A quick trip to the doctor’s office sent me home with orders to do as little as possible and a prescription for some kind of heavy painkiller. I popped the proper dosage and lay in bed, wondering just what to do. “Hey,” I called out to my girlfriend, who was at the desk doing some homework, “put in that ELP.” She didn’t say a word but I could just tell she was humoring me in my pain. There are only so many people who can handle the deep, distorted organ oriented sound of ELP, and she just wasn’t one of them. (She wasn’t alone. My wife isn’t either.)

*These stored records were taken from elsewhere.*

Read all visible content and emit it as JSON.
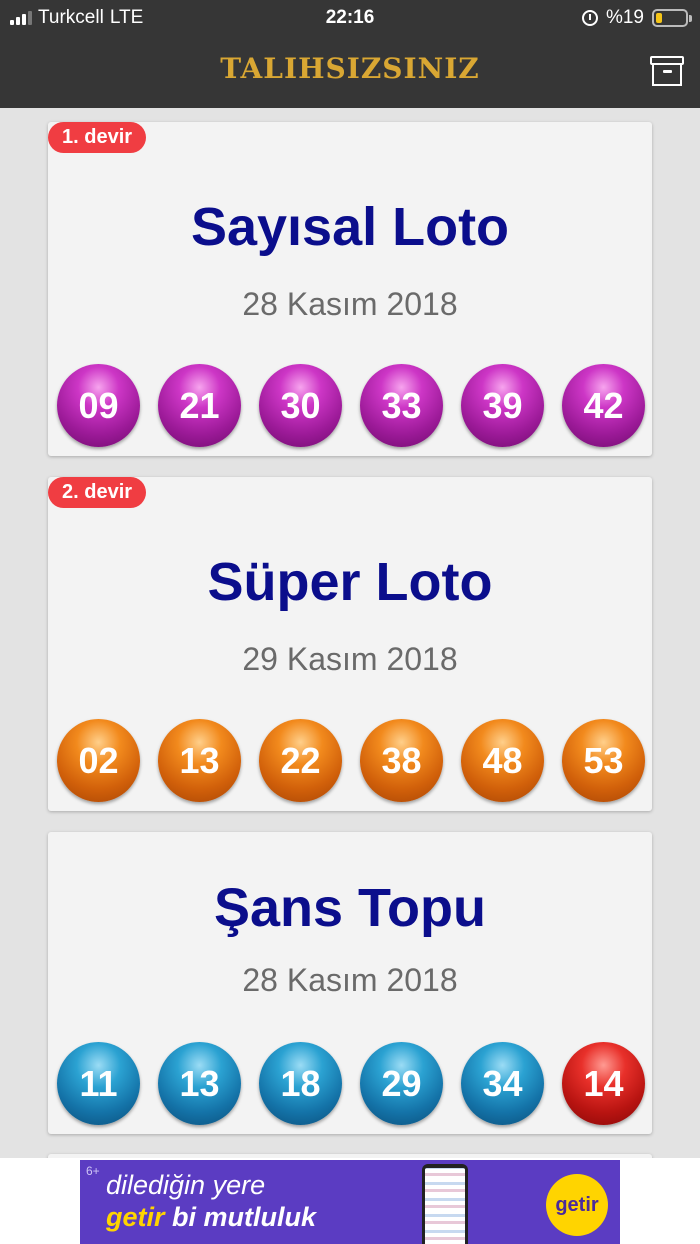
{
  "status_bar": {
    "carrier": "Turkcell",
    "network": "LTE",
    "time": "22:16",
    "battery": "%19"
  },
  "header": {
    "title": "TALIHSIZSINIZ",
    "archive_icon": "archive-box-icon"
  },
  "cards": [
    {
      "badge": "1. devir",
      "title": "Sayısal Loto",
      "date": "28 Kasım 2018",
      "ball_color": "#a5209f",
      "balls": [
        "09",
        "21",
        "30",
        "33",
        "39",
        "42"
      ]
    },
    {
      "badge": "2. devir",
      "title": "Süper Loto",
      "date": "29 Kasım 2018",
      "ball_color": "#e0701a",
      "balls": [
        "02",
        "13",
        "22",
        "38",
        "48",
        "53"
      ]
    },
    {
      "title": "Şans Topu",
      "date": "28 Kasım 2018",
      "ball_color": "#1a86bd",
      "extra_ball_color": "#cc1f1a",
      "balls": [
        "11",
        "13",
        "18",
        "29",
        "34"
      ],
      "extra_ball": "14"
    }
  ],
  "ad": {
    "age": "6+",
    "line1": "dilediğin yere",
    "line2_brand": "getir",
    "line2_rest": " bi mutluluk",
    "logo": "getir"
  },
  "colors": {
    "header_bg": "#363636",
    "title_gold": "#d9a733",
    "badge_red": "#f03d42",
    "game_title": "#0b0e8c"
  }
}
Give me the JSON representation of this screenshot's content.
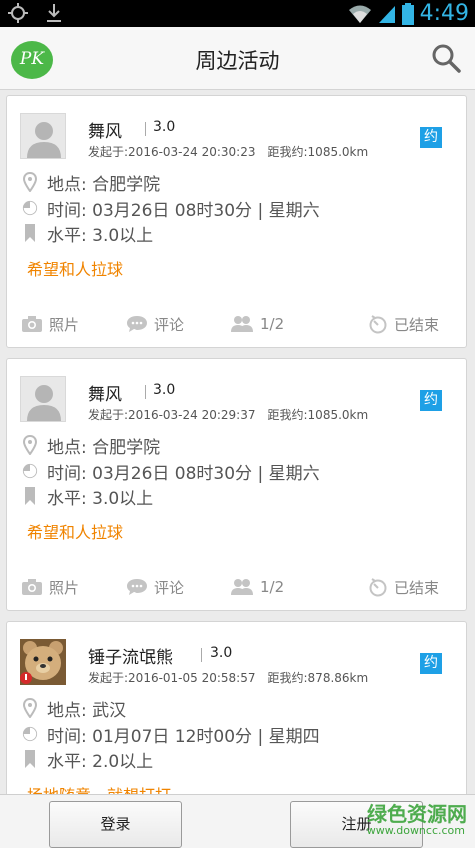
{
  "status_bar": {
    "time": "4:49"
  },
  "header": {
    "title": "周边活动",
    "logo_text": "PK"
  },
  "cards": [
    {
      "user_name": "舞风",
      "score": "3.0",
      "posted": "发起于:2016-03-24 20:30:23",
      "distance": "距我约:1085.0km",
      "badge": "约",
      "location": "地点: 合肥学院",
      "time": "时间: 03月26日 08时30分 | 星期六",
      "level": "水平: 3.0以上",
      "description": "希望和人拉球",
      "photo_label": "照片",
      "comment_label": "评论",
      "people": "1/2",
      "status": "已结束"
    },
    {
      "user_name": "舞风",
      "score": "3.0",
      "posted": "发起于:2016-03-24 20:29:37",
      "distance": "距我约:1085.0km",
      "badge": "约",
      "location": "地点: 合肥学院",
      "time": "时间: 03月26日 08时30分 | 星期六",
      "level": "水平: 3.0以上",
      "description": "希望和人拉球",
      "photo_label": "照片",
      "comment_label": "评论",
      "people": "1/2",
      "status": "已结束"
    },
    {
      "user_name": "锤子流氓熊",
      "score": "3.0",
      "posted": "发起于:2016-01-05 20:58:57",
      "distance": "距我约:878.86km",
      "badge": "约",
      "location": "地点: 武汉",
      "time": "时间: 01月07日 12时00分 | 星期四",
      "level": "水平: 2.0以上",
      "description": "场地随意，就想打打"
    }
  ],
  "bottom_bar": {
    "login_label": "登录",
    "register_label": "注册"
  },
  "watermark": {
    "main": "绿色资源网",
    "sub": "www.downcc.com"
  },
  "colors": {
    "accent": "#1ea0e6",
    "highlight": "#f08400",
    "logo": "#4cb848",
    "status_icons": "#33b5e5"
  }
}
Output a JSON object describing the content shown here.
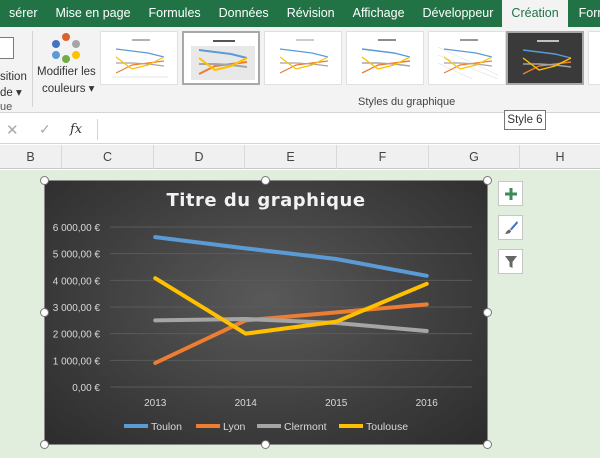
{
  "tabs": [
    "sérer",
    "Mise en page",
    "Formules",
    "Données",
    "Révision",
    "Affichage",
    "Développeur",
    "Création",
    "Format"
  ],
  "active_tab": "Création",
  "ribbon": {
    "layout_group": {
      "line1": "sition",
      "line2": "de ▾",
      "group_label": "ue"
    },
    "colors_button": {
      "line1": "Modifier les",
      "line2": "couleurs ▾"
    },
    "styles_group_label": "Styles du graphique",
    "palette_colors": [
      "#d9632b",
      "#4472c4",
      "#a5a5a5",
      "#5b9bd5",
      "#ffc000",
      "#70ad47"
    ],
    "tooltip": "Style 6"
  },
  "formula_bar": {
    "cancel": "✕",
    "enter": "✓",
    "fx": "fx",
    "value": ""
  },
  "columns": [
    "B",
    "C",
    "D",
    "E",
    "F",
    "G",
    "H"
  ],
  "chart_data": {
    "type": "line",
    "title": "Titre du graphique",
    "categories": [
      "2013",
      "2014",
      "2015",
      "2016"
    ],
    "y_tick_labels": [
      "0,00 €",
      "1 000,00 €",
      "2 000,00 €",
      "3 000,00 €",
      "4 000,00 €",
      "5 000,00 €",
      "6 000,00 €"
    ],
    "ylim": [
      0,
      6000
    ],
    "grid": true,
    "legend_position": "bottom",
    "series": [
      {
        "name": "Toulon",
        "color": "#5b9bd5",
        "values": [
          5620,
          5200,
          4800,
          4170
        ]
      },
      {
        "name": "Lyon",
        "color": "#ed7d31",
        "values": [
          900,
          2500,
          2800,
          3100
        ]
      },
      {
        "name": "Clermont",
        "color": "#a5a5a5",
        "values": [
          2500,
          2550,
          2400,
          2100
        ]
      },
      {
        "name": "Toulouse",
        "color": "#ffc000",
        "values": [
          4080,
          2000,
          2450,
          3870
        ]
      }
    ]
  },
  "side_buttons": [
    "chart-elements",
    "chart-styles",
    "chart-filters"
  ]
}
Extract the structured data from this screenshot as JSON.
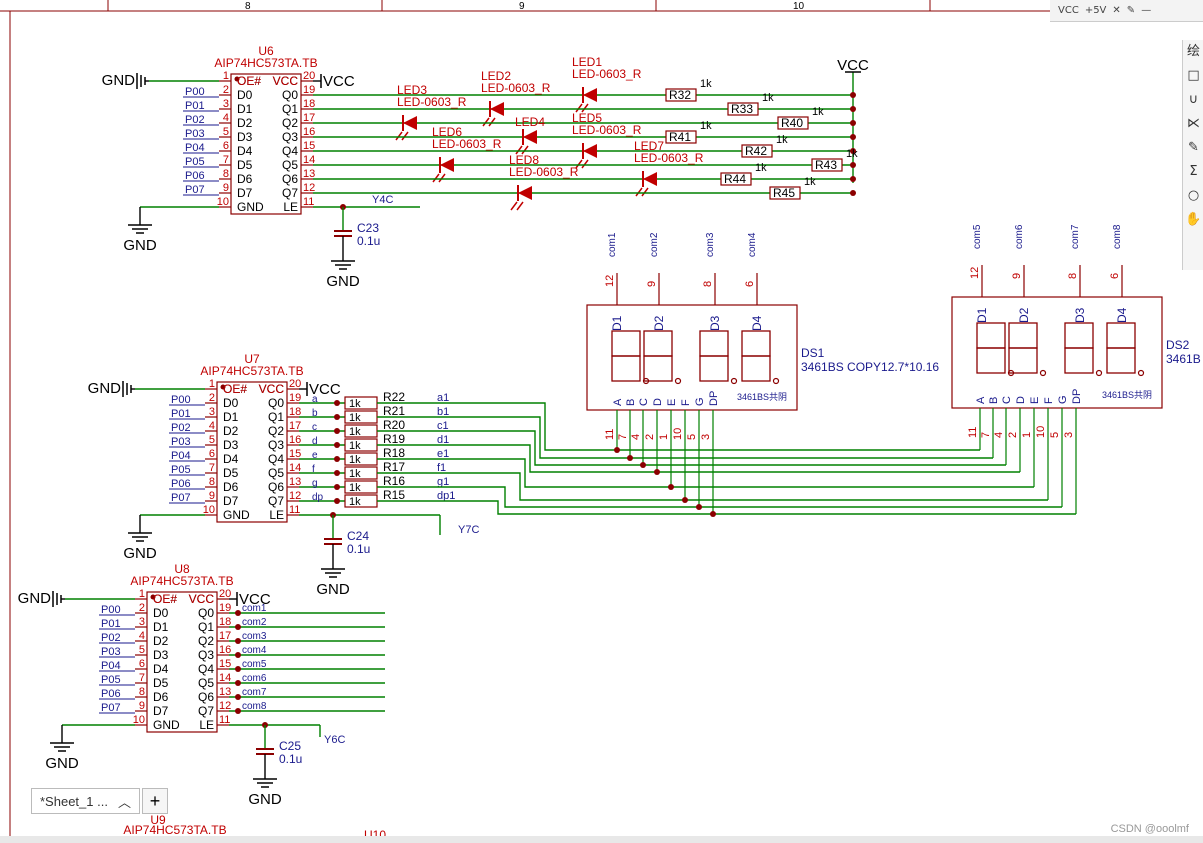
{
  "columns": [
    "8",
    "9",
    "10"
  ],
  "toolbar": {
    "labels": [
      "VCC",
      "+5V"
    ]
  },
  "side_panel": {
    "header": "绘",
    "tools": [
      "□",
      "∪",
      "⋉",
      "✎",
      "Σ",
      "○",
      "✋"
    ]
  },
  "tab": {
    "label": "*Sheet_1 ...",
    "add": "+"
  },
  "watermark": "CSDN @ooolmf",
  "net": {
    "gnd": "GND",
    "vcc": "VCC"
  },
  "chips": {
    "u6": {
      "ref": "U6",
      "part": "AIP74HC573TA.TB",
      "le_net": "Y4C"
    },
    "u7": {
      "ref": "U7",
      "part": "AIP74HC573TA.TB",
      "le_net": "Y7C"
    },
    "u8": {
      "ref": "U8",
      "part": "AIP74HC573TA.TB",
      "le_net": "Y6C"
    },
    "u9": {
      "ref": "U9",
      "part": "AIP74HC573TA.TB"
    },
    "u10": {
      "ref": "U10"
    }
  },
  "ic_pins": {
    "left_names": [
      "OE#",
      "D0",
      "D1",
      "D2",
      "D3",
      "D4",
      "D5",
      "D6",
      "D7",
      "GND"
    ],
    "left_nums": [
      "1",
      "2",
      "3",
      "4",
      "5",
      "6",
      "7",
      "8",
      "9",
      "10"
    ],
    "right_names": [
      "VCC",
      "Q0",
      "Q1",
      "Q2",
      "Q3",
      "Q4",
      "Q5",
      "Q6",
      "Q7",
      "LE"
    ],
    "right_nums": [
      "20",
      "19",
      "18",
      "17",
      "16",
      "15",
      "14",
      "13",
      "12",
      "11"
    ]
  },
  "inputs": [
    "P00",
    "P01",
    "P02",
    "P03",
    "P04",
    "P05",
    "P06",
    "P07"
  ],
  "caps": [
    {
      "ref": "C23",
      "value": "0.1u"
    },
    {
      "ref": "C24",
      "value": "0.1u"
    },
    {
      "ref": "C25",
      "value": "0.1u"
    }
  ],
  "leds": [
    {
      "ref": "LED1",
      "part": "LED-0603_R"
    },
    {
      "ref": "LED2",
      "part": "LED-0603_R"
    },
    {
      "ref": "LED3",
      "part": "LED-0603_R"
    },
    {
      "ref": "LED4",
      "part": ""
    },
    {
      "ref": "LED5",
      "part": "LED-0603_R"
    },
    {
      "ref": "LED6",
      "part": "LED-0603_R"
    },
    {
      "ref": "LED7",
      "part": "LED-0603_R"
    },
    {
      "ref": "LED8",
      "part": "LED-0603_R"
    }
  ],
  "led_resistors": [
    {
      "ref": "R32",
      "value": "1k"
    },
    {
      "ref": "R33",
      "value": "1k"
    },
    {
      "ref": "R40",
      "value": "1k"
    },
    {
      "ref": "R41",
      "value": "1k"
    },
    {
      "ref": "R42",
      "value": "1k"
    },
    {
      "ref": "R43",
      "value": "1k"
    },
    {
      "ref": "R44",
      "value": "1k"
    },
    {
      "ref": "R45",
      "value": "1k"
    }
  ],
  "seg_nets": [
    "a",
    "b",
    "c",
    "d",
    "e",
    "f",
    "g",
    "dp"
  ],
  "seg_resistors": [
    {
      "ref": "R22",
      "value": "1k",
      "net": "a1"
    },
    {
      "ref": "R21",
      "value": "1k",
      "net": "b1"
    },
    {
      "ref": "R20",
      "value": "1k",
      "net": "c1"
    },
    {
      "ref": "R19",
      "value": "1k",
      "net": "d1"
    },
    {
      "ref": "R18",
      "value": "1k",
      "net": "e1"
    },
    {
      "ref": "R17",
      "value": "1k",
      "net": "f1"
    },
    {
      "ref": "R16",
      "value": "1k",
      "net": "g1"
    },
    {
      "ref": "R15",
      "value": "1k",
      "net": "dp1"
    }
  ],
  "com_nets": [
    "com1",
    "com2",
    "com3",
    "com4",
    "com5",
    "com6",
    "com7",
    "com8"
  ],
  "displays": [
    {
      "ref": "DS1",
      "part": "3461BS COPY12.7*10.16",
      "inner": "3461BS共阴",
      "top_nets": [
        "com1",
        "com2",
        "com3",
        "com4"
      ],
      "top_nums": [
        "12",
        "9",
        "8",
        "6"
      ],
      "top_names": [
        "D1",
        "D2",
        "D3",
        "D4"
      ],
      "bottom_names": [
        "A",
        "B",
        "C",
        "D",
        "E",
        "F",
        "G",
        "DP"
      ],
      "bottom_nums": [
        "11",
        "7",
        "4",
        "2",
        "1",
        "10",
        "5",
        "3"
      ]
    },
    {
      "ref": "DS2",
      "part": "3461B",
      "inner": "3461BS共阴",
      "top_nets": [
        "com5",
        "com6",
        "com7",
        "com8"
      ],
      "top_nums": [
        "12",
        "9",
        "8",
        "6"
      ],
      "top_names": [
        "D1",
        "D2",
        "D3",
        "D4"
      ],
      "bottom_names": [
        "A",
        "B",
        "C",
        "D",
        "E",
        "F",
        "G",
        "DP"
      ],
      "bottom_nums": [
        "11",
        "7",
        "4",
        "2",
        "1",
        "10",
        "5",
        "3"
      ]
    }
  ]
}
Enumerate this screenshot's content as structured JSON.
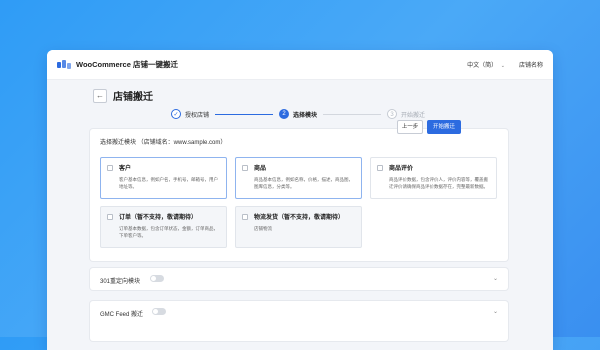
{
  "app": {
    "title": "WooCommerce 店铺一键搬迁",
    "language": "中文（简）",
    "shop_name": "店铺名称"
  },
  "page": {
    "title": "店铺搬迁"
  },
  "steps": [
    {
      "index": "✓",
      "label": "授权店铺",
      "status": "done"
    },
    {
      "index": "2",
      "label": "选择模块",
      "status": "active"
    },
    {
      "index": "3",
      "label": "开始搬迁",
      "status": "todo"
    }
  ],
  "module_panel": {
    "header": "选择搬迁模块 （店铺域名：www.sample.com）",
    "modules": [
      {
        "title": "客户",
        "desc": "客户基本信息，例如户名，手机号，邮箱号，用户地址等。"
      },
      {
        "title": "商品",
        "desc": "商品基本信息，例如名称，价格，描述，商品图，图库信息，分类等。"
      },
      {
        "title": "商品评价",
        "desc": "商品评价数据，包含评价人，评价内容等，覆盖搬迁评价请确保商品评价数据存在，完整最新数据。"
      },
      {
        "title": "订单（暂不支持，敬请期待）",
        "desc": "订单基本数据，包含订单状态，金额，订单商品，下单客户等。"
      },
      {
        "title": "物流发货（暂不支持，敬请期待）",
        "desc": "店铺物流"
      }
    ]
  },
  "redirect": {
    "label": "301重定向模块"
  },
  "gmc": {
    "label": "GMC Feed 搬迁"
  },
  "actions": {
    "prev": "上一步",
    "next": "开始搬迁"
  },
  "colors": {
    "accent": "#2c6be0",
    "background": "#3a9bf5"
  }
}
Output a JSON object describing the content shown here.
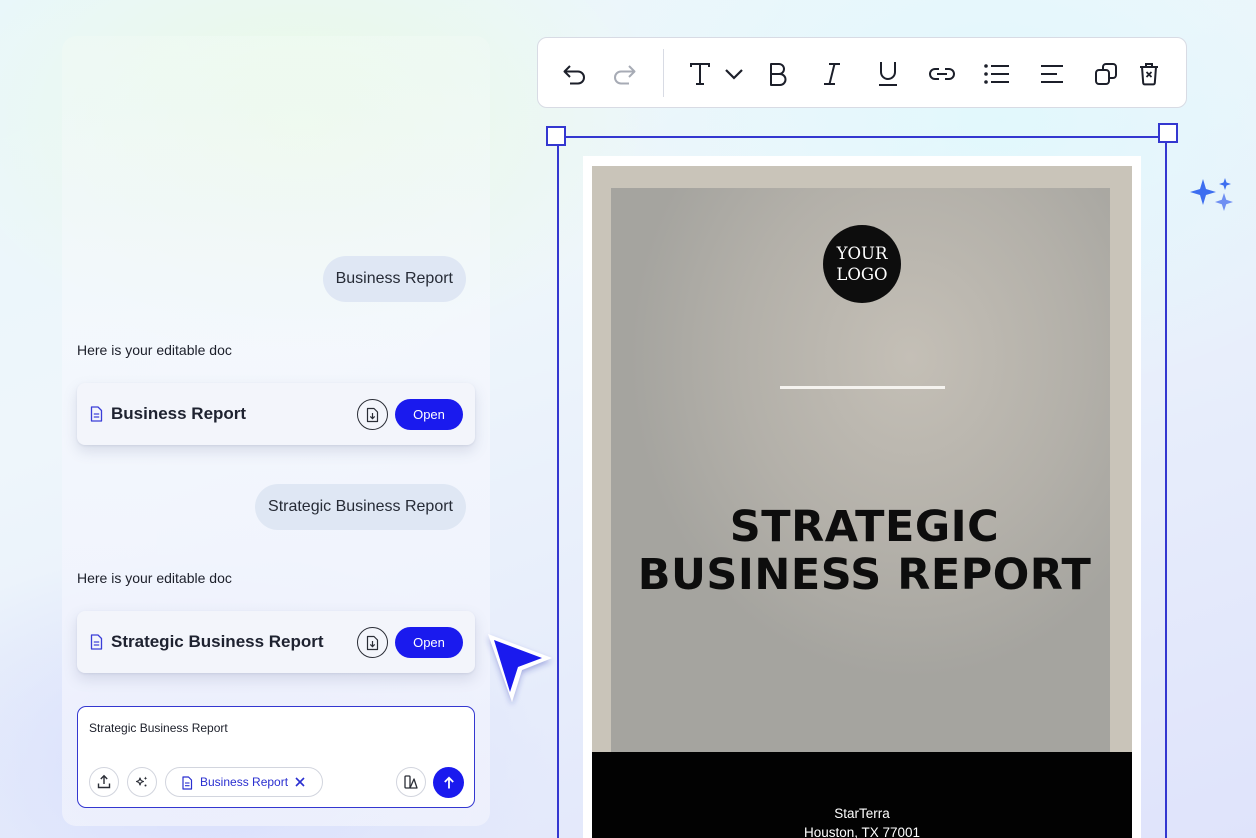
{
  "chat": {
    "messages": [
      {
        "role": "user",
        "text": "Business Report"
      },
      {
        "role": "assistant",
        "text": "Here is your editable doc"
      },
      {
        "role": "user",
        "text": "Strategic Business Report"
      },
      {
        "role": "assistant",
        "text": "Here is your editable doc"
      }
    ],
    "doc_cards": [
      {
        "title": "Business Report",
        "open_label": "Open"
      },
      {
        "title": "Strategic Business Report",
        "open_label": "Open"
      }
    ],
    "composer": {
      "text": "Strategic Business Report",
      "chip_label": "Business Report"
    }
  },
  "toolbar": {
    "icons": [
      "undo-icon",
      "redo-icon",
      "text-icon",
      "chevron-down-icon",
      "bold-icon",
      "italic-icon",
      "underline-icon",
      "link-icon",
      "bulleted-list-icon",
      "align-left-icon",
      "duplicate-icon",
      "delete-icon"
    ]
  },
  "document": {
    "logo_line1": "YOUR",
    "logo_line2": "LOGO",
    "title_line1": "STRATEGIC",
    "title_line2": "BUSINESS REPORT",
    "company": "StarTerra",
    "address": "Houston, TX 77001"
  },
  "colors": {
    "accent": "#1a1aee",
    "selection": "#3437d0",
    "cover": "#c9c4b9",
    "footer": "#020202"
  }
}
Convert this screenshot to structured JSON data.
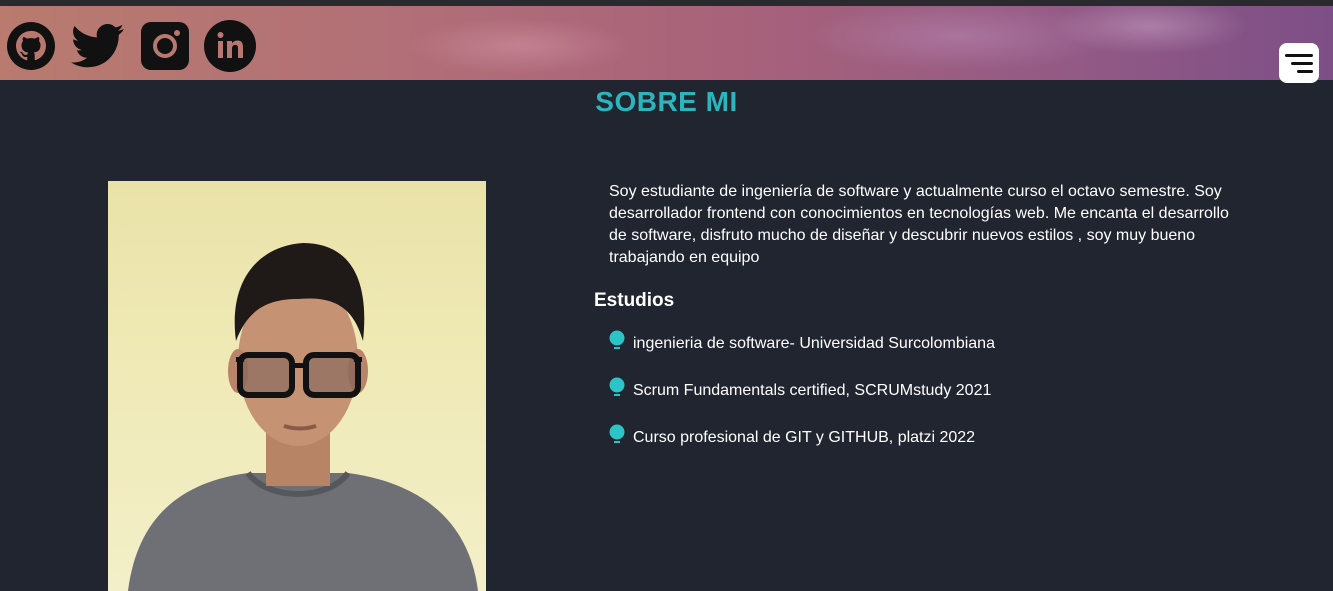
{
  "header": {
    "social_icons": [
      "github-icon",
      "twitter-icon",
      "instagram-icon",
      "linkedin-icon"
    ],
    "menu_icon": "menu-icon"
  },
  "about": {
    "title": "SOBRE MI",
    "intro": "Soy estudiante de ingeniería de software y actualmente curso el octavo semestre. Soy desarrollador frontend con conocimientos en tecnologías web. Me encanta el desarrollo de software, disfruto mucho de diseñar y descubrir nuevos estilos , soy muy bueno trabajando en equipo",
    "studies_title": "Estudios",
    "studies": [
      "ingenieria de software- Universidad Surcolombiana",
      "Scrum Fundamentals certified, SCRUMstudy 2021",
      "Curso profesional de GIT y GITHUB, platzi 2022"
    ]
  },
  "colors": {
    "background": "#20252f",
    "accent": "#2bb5bd",
    "text": "#ffffff"
  }
}
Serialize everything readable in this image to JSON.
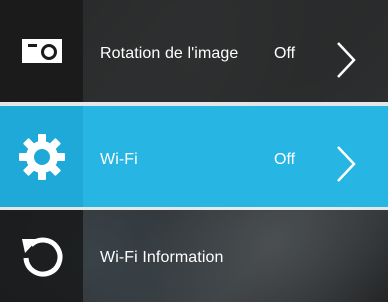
{
  "menu": {
    "items": [
      {
        "label": "Rotation de l'image",
        "value": "Off",
        "icon": "camera-rotation-icon"
      },
      {
        "label": "Wi-Fi",
        "value": "Off",
        "icon": "gear-icon"
      },
      {
        "label": "Wi-Fi Information",
        "value": "",
        "icon": "reset-icon"
      }
    ],
    "selected_index": 1
  },
  "colors": {
    "selected_row": "#27b5e4",
    "icon_panel_dark": "#1b1b1b",
    "text": "#ffffff"
  }
}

It is from this time that I still have a particularly soft spot for this album, and “Tank” in particular. “This is the ‘YYZ’ of ELP,” the Rush fan in me wants to shout out, ignoring the illogical timing of that statement. It just is. “Tank” is that perfect showcase of everything the band can do — great bass noodling from Greg Lake that keeps the song driving forward, that fantastically gritty organ from Keith Emerson grinding away, and, most importantly, Carl Palmer’s drumming, which is showcased in an in-song solo. So deft, so lithe, it makes you wonder how drum solos became known as such plodding, boring things.
There, in that room, admittedly under the influence, perhaps, it was as if everything was tuned just for this. Maybe the painkiller was kicking in the moment “Tank” came on, I don’t know. But even in the pain, it was all kind of perfect. For all the ribbing ELP takes, they crafted music virtually unlike anyone else, and unlike so many others of their ilk, so much of it has stood the test of time. I can still hear these songs, like “Tank” or the later “Tarkus,” among others, and find something fresh. That can’t just be the drugs talking. That’s just good music. — Tom Johnson